So conventional medicine's about mechanisms of illness, and we try and find out what the mechanisms are, then we interfere with them. So bacteria multiply; interfere with that with an antibiotic. Cancer cells replicate; interfere with that the chemotherapy, radiation. It's mechanistic. It works, but it doesn't go to the origins of illness, and of course it never addresses the origins of wellbeing or health, which are not even the origins of illness. Mechanistic medicine is great if I break my leg or I have pneumonia, but unless we address the deeper origins of illness, which have to do with how we live our life basically and what it means to us, we'll never be able to solve illness in our society, the problem of illness.
We replace old epidemics with new ones, and the older ones start to come back. So I thought, "Oh, you know, next few years, tuberculosis, malaria, smallpox will all be eradicated," but it's coming back even in affluent countries.
Then we have the problem that 36 percent of our patients in hospitals are suffering from iatrogenic disease, which is disease because you took some drug or you were prescribed a medication. The number one cause of drug addiction in the world is not street drugs, but medical prescriptions. The number one cause of deaths is prescriptions, narcotics -- prescriptions, not street drugs. The most devastating infections are hospital-acquired nosocomial infections, resistant to antibiotics. Immunocompromised hosts with chemotherapy are susceptible to all kinds of other illnesses.
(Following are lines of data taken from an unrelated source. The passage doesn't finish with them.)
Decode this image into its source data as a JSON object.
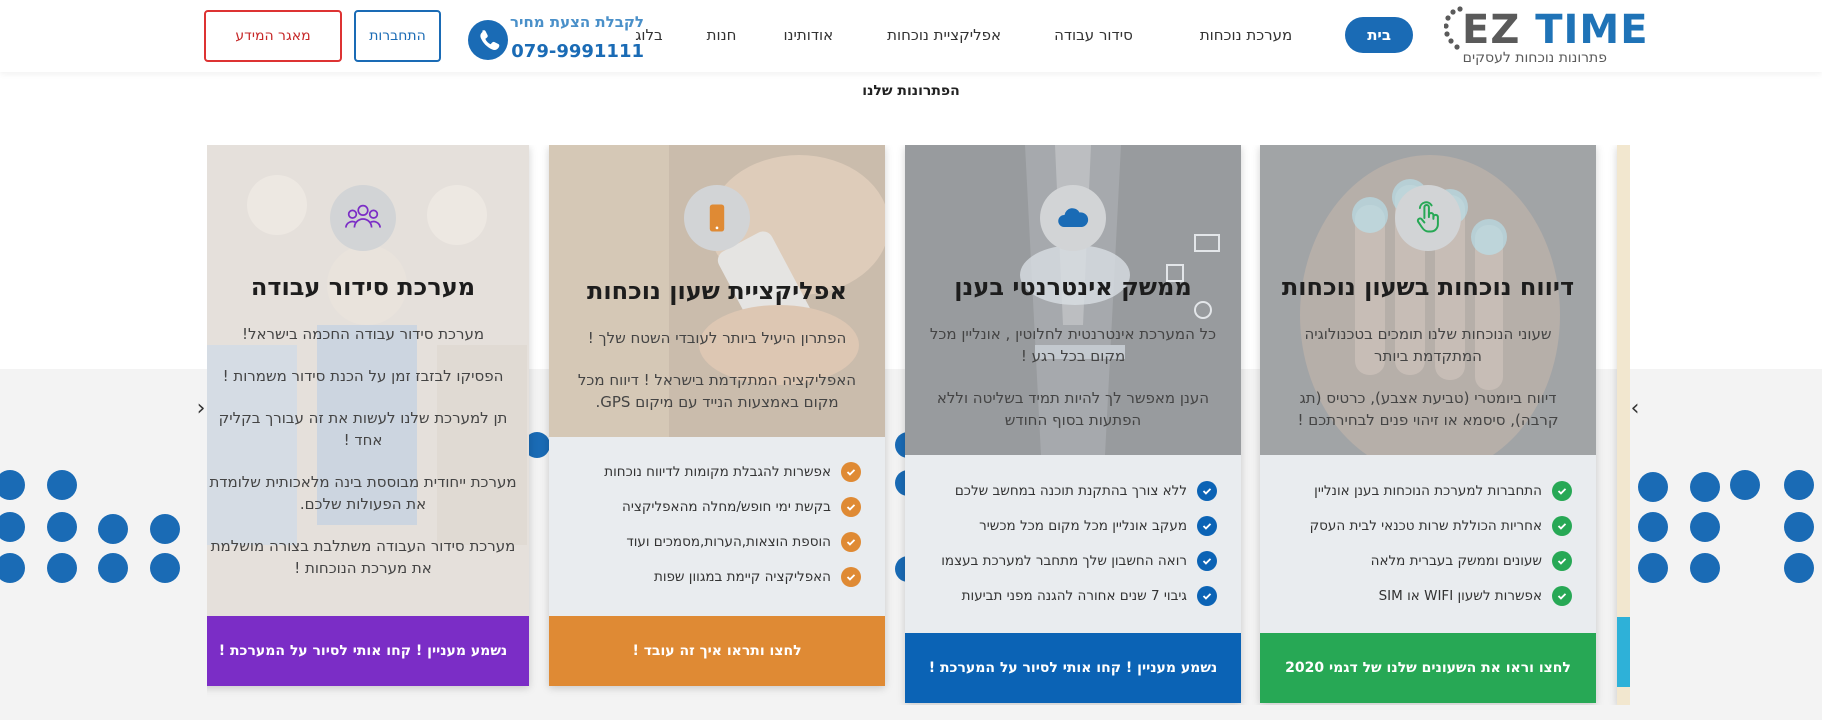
{
  "header": {
    "logo": {
      "brand_ez": "EZ",
      "brand_time": "TIME",
      "tagline": "פתרונות נוכחות לעסקים"
    },
    "nav": [
      {
        "label": "בית",
        "active": true
      },
      {
        "label": "מערכת נוכחות"
      },
      {
        "label": "סידור עבודה"
      },
      {
        "label": "אפליקציית נוכחות"
      },
      {
        "label": "אודותינו"
      },
      {
        "label": "חנות"
      },
      {
        "label": "בלוג"
      }
    ],
    "phone": {
      "label": "לקבלת הצעת מחיר",
      "number": "079-9991111"
    },
    "login_label": "התחברות",
    "database_label": "מאגר המידע"
  },
  "section": {
    "title": "הפתרונות שלנו"
  },
  "colors": {
    "primary": "#1a6bb5",
    "green": "#27a855",
    "blue": "#0b63b5",
    "orange": "#df8a34",
    "purple": "#7b2dc6",
    "red": "#c62828"
  },
  "cards": [
    {
      "icon": "fingerprint-touch-icon",
      "title": "דיווח נוכחות בשעון נוכחות",
      "desc": [
        "שעוני הנוכחות שלנו תומכים בטכנולוגיה המתקדמת ביותר",
        "דיווח ביומטרי (טביעת אצבע), כרטיס (תג קרבה), סיסמא או זיהוי פנים לבחירתכם !"
      ],
      "features": [
        "התחברות למערכת הנוכחות בענן אונליין",
        "אחריות הכוללת שרות טכנאי לבית העסק",
        "שעונים וממשק בעברית מלאה",
        "אפשרות לשעון WIFI או SIM"
      ],
      "cta": "לחצו וראו את השעונים שלנו של דגמי 2020",
      "accent": "#27a855"
    },
    {
      "icon": "cloud-icon",
      "title": "ממשק אינטרנטי בענן",
      "desc": [
        "כל המערכת אינטרנטית לחלוטין , אונליין מכל מקום בכל רגע !",
        "הענן מאפשר לך להיות תמיד בשליטה וללא הפתעות בסוף החודש"
      ],
      "features": [
        "ללא צורך בהתקנת תוכנה במחשב שלכם",
        "מעקב אונליין מכל מקום מכל מכשיר",
        "רואה החשבון שלך מתחבר למערכת בעצמו",
        "גיבוי 7 שנים אחורה להגנה מפני תביעות"
      ],
      "cta": "נשמע מעניין ! קחו אותי לסיור על המערכת !",
      "accent": "#0b63b5"
    },
    {
      "icon": "smartphone-icon",
      "title": "אפליקציית שעון נוכחות",
      "desc": [
        "הפתרון היעיל ביותר לעובדי השטח שלך !",
        "האפליקציה המתקדמת בישראל ! דיווח מכל מקום באמצעות הנייד עם מיקום GPS."
      ],
      "features": [
        "אפשרות להגבלת מקומות לדיווח נוכחות",
        "בקשת ימי חופש/מחלה מהאפליקציה",
        "הוספת הוצאות,הערות,מסמכים ועוד",
        "האפליקציה קיימת במגוון שפות"
      ],
      "cta": "לחצו ותראו איך זה עובד !",
      "accent": "#df8a34"
    },
    {
      "icon": "team-icon",
      "title": "מערכת סידור עבודה",
      "desc": [
        "מערכת סידור עבודה החכמה בישראל!",
        "הפסיקו לבזבז זמן על הכנת סידור משמרות !",
        "תן למערכת שלנו לעשות את זה עבורך בקליק אחד !",
        "מערכת ייחודית מבוססת בינה מלאכותית שלומדת את הפעולות שלכם.",
        "מערכת סידור העבודה משתלבת בצורה מושלמת את מערכת הנוכחות !"
      ],
      "features": [],
      "cta": "נשמע מעניין ! קחו אותי לסיור על המערכת !",
      "accent": "#7b2dc6"
    }
  ]
}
We don't necessarily prolong life; we just prolong misery in many cases, which is not to say that mechanistic intervention is not good. It is, but you know, 80 percent of what we prescribe is of optional or marginal benefit, which means if we didn't use it, it wouldn't make a bit of a difference to the natural history of the disease. It would save a lot of money and a lot of side effects. So that's what's wrong. We do not address the relationship between emotions and illness, between lifestyle, sleep, exercise, diet, nutrition, between relationships, between social wellbeing, community wellbeing, between even bigger things like financial wellbeing and career wellbeing, all of which have a huge impact on what happens in our biology.
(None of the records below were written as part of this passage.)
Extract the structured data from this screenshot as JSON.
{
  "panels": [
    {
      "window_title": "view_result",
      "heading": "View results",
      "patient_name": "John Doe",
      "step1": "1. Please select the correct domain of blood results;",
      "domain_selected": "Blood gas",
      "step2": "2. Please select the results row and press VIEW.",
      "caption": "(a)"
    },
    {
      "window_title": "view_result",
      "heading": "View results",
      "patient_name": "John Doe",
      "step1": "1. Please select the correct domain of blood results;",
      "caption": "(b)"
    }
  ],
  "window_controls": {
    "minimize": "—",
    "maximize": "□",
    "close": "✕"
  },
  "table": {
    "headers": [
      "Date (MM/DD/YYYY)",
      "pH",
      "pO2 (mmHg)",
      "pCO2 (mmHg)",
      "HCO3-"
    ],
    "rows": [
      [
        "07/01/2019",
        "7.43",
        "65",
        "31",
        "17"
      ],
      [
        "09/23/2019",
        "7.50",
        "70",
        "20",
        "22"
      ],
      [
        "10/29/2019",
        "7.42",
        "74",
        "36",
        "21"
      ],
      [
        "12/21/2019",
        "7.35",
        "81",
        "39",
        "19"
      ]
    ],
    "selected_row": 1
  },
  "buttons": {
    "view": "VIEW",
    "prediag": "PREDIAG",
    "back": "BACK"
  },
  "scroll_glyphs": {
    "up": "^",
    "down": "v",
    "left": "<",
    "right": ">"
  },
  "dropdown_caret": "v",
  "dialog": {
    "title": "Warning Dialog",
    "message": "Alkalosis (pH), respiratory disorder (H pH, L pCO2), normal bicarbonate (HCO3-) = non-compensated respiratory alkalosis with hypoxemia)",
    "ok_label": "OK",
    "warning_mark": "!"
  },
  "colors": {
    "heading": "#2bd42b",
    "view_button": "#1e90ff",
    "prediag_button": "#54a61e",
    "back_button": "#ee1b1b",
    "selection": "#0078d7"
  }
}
The biology's the end product of all this. And now, you know when I started talking about mind-body medicine 30 years ago, it was intuitive. But now you can see there's no mental event that doesn't have a brain representation. There's no brain representation that doesn't have a physiological representation. And this little computer that we have is influenced by thoughts, feelings, emotions, breathing, heart rate variability, stress, personal relationships, social interactions, environment, the forces of nature, diet, nutrition, phytochemicals -- it's really, really too complicated. So our standard interventions -- pharmaceuticals and surgery, basically, and radiation, whatever, still pharmaceuticals -- it's so incomplete.